By most measures, Latin America has become the new epicenter of the coronavirus pandemic, with the region struggling to cope with both the pandemic and the resulting socio-economic crises. Now, governments are forced to make difficult decisions about schooling, with most imposing extended country-wide school closures for in-person classes.
Even in highly developed countries, cancelling in-person classes brings significant consequences. In Latin America, particularly for the poor and middle-class populations, the ramifications will likely be felt for decades due to already daunting levels of inequality and the lack of access to basic utilities that characterizes poverty in Latin America. The US has an important opportunity to promote hemispheric stability and goodwill — thereby countering China’s diplomatic offensive — by partnering with Latin America and leveraging the power of the US private sector to mitigate the impact of shutdowns on the region’s vulnerable student population.
The shuttering of in-person schooling in Latin America will hit families differentially based on income and exacerbates the already daunting challenges posed by economic inequality in what is already the most unequal region in the world. Wealthier families in the region will be able to create home environments that facilitate remote learning with access to technology, study spaces, and even private home instructors. Students in families without such means will have to contend with comparatively more crowded living situations, minimal access to the internet and technology, and other challenges. Approximately 15 percent of poor students across Latin America have access to an internet-enabled computer.

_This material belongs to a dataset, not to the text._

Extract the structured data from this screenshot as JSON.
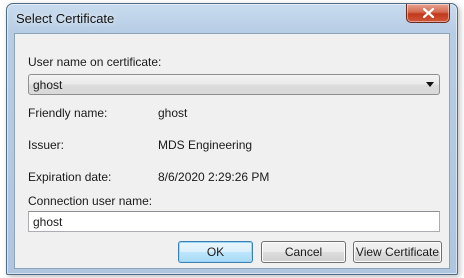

Parents are also forced to fill in the gaps left by remote learning, providing oversight of children while virtually attending classes and completing classwork. For poor and middle-class families in much of Latin America, both parents are often employed in essential sectors such as agriculture and staffing grocery stores, or they are forced to work informally without the savings to forgo work for any significant period of time. This again opens a serious gap in the region’s already unequal education system.

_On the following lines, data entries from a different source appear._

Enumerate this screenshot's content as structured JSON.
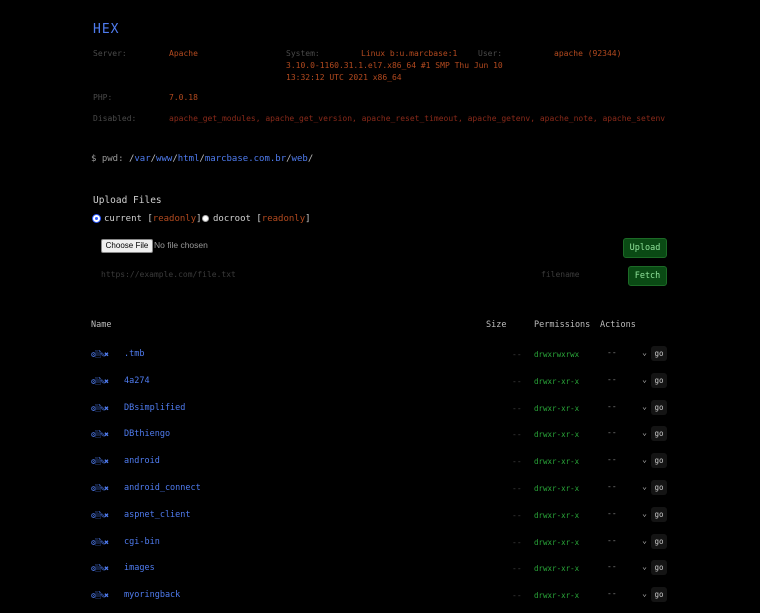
{
  "header": {
    "title": "HEX",
    "server_label": "Server:",
    "server_value": "Apache",
    "system_label": "System:",
    "system_value_line1": "Linux b:u.marcbase:1",
    "system_value_line2": "3.10.0-1160.31.1.el7.x86_64 #1 SMP Thu Jun 10",
    "system_value_line3": "13:32:12 UTC 2021 x86_64",
    "user_label": "User:",
    "user_value": "apache (92344)",
    "php_label": "PHP:",
    "php_value": "7.0.18",
    "disabled_label": "Disabled:",
    "disabled_value": "apache_get_modules, apache_get_version, apache_reset_timeout, apache_getenv, apache_note, apache_setenv"
  },
  "path": {
    "prefix": "$ pwd:",
    "segments": [
      "var",
      "www",
      "html",
      "marcbase.com.br",
      "web"
    ]
  },
  "upload": {
    "title": "Upload Files",
    "radio_current": "current",
    "radio_docroot": "docroot",
    "readonly": "readonly",
    "choose_file": "Choose File",
    "no_file": "No file chosen",
    "upload_button": "Upload",
    "url_placeholder": "https://example.com/file.txt",
    "filename_placeholder": "filename",
    "fetch_button": "Fetch"
  },
  "table": {
    "headers": {
      "name": "Name",
      "size": "Size",
      "permissions": "Permissions",
      "actions": "Actions"
    },
    "rows": [
      {
        "name": ".tmb",
        "size": "--",
        "perm": "drwxrwxrwx",
        "action": "--",
        "go": "go"
      },
      {
        "name": "4a274",
        "size": "--",
        "perm": "drwxr-xr-x",
        "action": "--",
        "go": "go"
      },
      {
        "name": "DBsimplified",
        "size": "--",
        "perm": "drwxr-xr-x",
        "action": "--",
        "go": "go"
      },
      {
        "name": "DBthiengo",
        "size": "--",
        "perm": "drwxr-xr-x",
        "action": "--",
        "go": "go"
      },
      {
        "name": "android",
        "size": "--",
        "perm": "drwxr-xr-x",
        "action": "--",
        "go": "go"
      },
      {
        "name": "android_connect",
        "size": "--",
        "perm": "drwxr-xr-x",
        "action": "--",
        "go": "go"
      },
      {
        "name": "aspnet_client",
        "size": "--",
        "perm": "drwxr-xr-x",
        "action": "--",
        "go": "go"
      },
      {
        "name": "cgi-bin",
        "size": "--",
        "perm": "drwxr-xr-x",
        "action": "--",
        "go": "go"
      },
      {
        "name": "images",
        "size": "--",
        "perm": "drwxr-xr-x",
        "action": "--",
        "go": "go"
      },
      {
        "name": "myoringback",
        "size": "--",
        "perm": "drwxr-xr-x",
        "action": "--",
        "go": "go"
      }
    ]
  },
  "colors": {
    "accent": "#4f7cf0",
    "red": "#b34a1f",
    "green": "#2aa83a",
    "button_green": "#0a4a14"
  },
  "icons": {
    "row_icons": "folder-actions-icons",
    "select": "chevron-down-icon"
  }
}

The likely results are clear. Students with more means will continue their educations largely without interruption while others will be left trailing behind, either forced to repeat the school year or pushed forward to the next grade without being properly prepared.
The consequences of a lost year of schooling can be significant and go on to affect employment outcomes. This not only has negative repercussions for individuals and general inequality, but also for the region’s future productivity and economic development.

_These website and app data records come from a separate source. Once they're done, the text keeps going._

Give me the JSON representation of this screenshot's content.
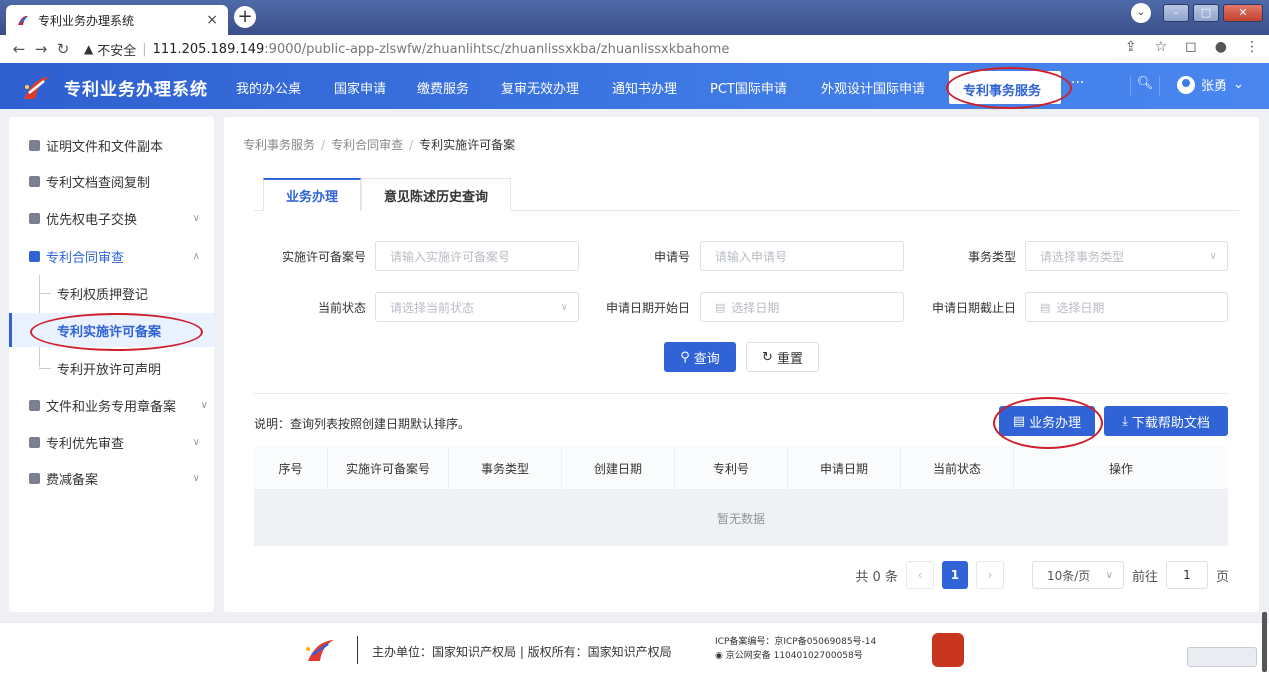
{
  "browser": {
    "tab_title": "专利业务办理系统",
    "tab_close": "×",
    "new_tab": "+",
    "insecure_label": "不安全",
    "url_host": "111.205.189.149",
    "url_path": ":9000/public-app-zlswfw/zhuanlihtsc/zhuanlissxkba/zhuanlissxkbahome"
  },
  "app": {
    "title": "专利业务办理系统",
    "nav": [
      "我的办公桌",
      "国家申请",
      "缴费服务",
      "复审无效办理",
      "通知书办理",
      "PCT国际申请",
      "外观设计国际申请"
    ],
    "nav_active": "专利事务服务",
    "nav_more": "···",
    "user": "张勇"
  },
  "sidebar": {
    "items": [
      {
        "label": "证明文件和文件副本"
      },
      {
        "label": "专利文档查阅复制"
      },
      {
        "label": "优先权电子交换"
      },
      {
        "label": "专利合同审查"
      },
      {
        "label": "文件和业务专用章备案"
      },
      {
        "label": "专利优先审查"
      },
      {
        "label": "费减备案"
      }
    ],
    "sub_items": [
      {
        "label": "专利权质押登记"
      },
      {
        "label": "专利实施许可备案"
      },
      {
        "label": "专利开放许可声明"
      }
    ]
  },
  "breadcrumb": [
    "专利事务服务",
    "专利合同审查",
    "专利实施许可备案"
  ],
  "tabs": [
    "业务办理",
    "意见陈述历史查询"
  ],
  "form": {
    "license_no_label": "实施许可备案号",
    "license_no_placeholder": "请输入实施许可备案号",
    "app_no_label": "申请号",
    "app_no_placeholder": "请输入申请号",
    "type_label": "事务类型",
    "type_placeholder": "请选择事务类型",
    "status_label": "当前状态",
    "status_placeholder": "请选择当前状态",
    "start_label": "申请日期开始日",
    "start_placeholder": "选择日期",
    "end_label": "申请日期截止日",
    "end_placeholder": "选择日期",
    "query": "查询",
    "reset": "重置"
  },
  "note": "说明：查询列表按照创建日期默认排序。",
  "actions": {
    "handle": "业务办理",
    "help": "下载帮助文档"
  },
  "table": {
    "columns": [
      "序号",
      "实施许可备案号",
      "事务类型",
      "创建日期",
      "专利号",
      "申请日期",
      "当前状态",
      "操作"
    ],
    "empty": "暂无数据"
  },
  "pager": {
    "total": "共 0 条",
    "page": "1",
    "page_size": "10条/页",
    "goto_label": "前往",
    "goto_value": "1",
    "page_unit": "页"
  },
  "footer": {
    "host": "主办单位：国家知识产权局 | 版权所有：国家知识产权局",
    "icp": "ICP备案编号：京ICP备05069085号-14",
    "police": "京公网安备 11040102700058号"
  },
  "colors": {
    "accent": "#2f63d6",
    "annotation": "#d0202a"
  }
}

If Latin American countries are unable to mitigate this impact, the region will face significant losses to future productivity and a greater exacerbation of inequality than perhaps any other region in the world during this crisis. In Latin America, these factors have also contributed to the rise of social unrest, as seen in last fall’s wave of protests across multiple South American countries.
As the US continues to compete with extra-regional powers seeking influence in Latin America — and as Washington prioritizes sustainable development for the benefit of the hemisphere — US policymakers should make a concerted push to support access to education amid the pandemic. This includes emergency initiatives expanding internet access and supporting the development and adaptation of virtual learning platforms in partnership with any number of ed-tech firms, such as Coursera, Khan Academy, and language learning platforms like EnglishHelper. Successful models for promoting broader access to education in areas affected by conflict can also provide useful methods for the pandemic, such as the use of interactive radio instruction and mobile phones.
While daunting, the rapid development of such initiatives now will pay future dividends for US relations with Latin America and for hemispheric growth and stability.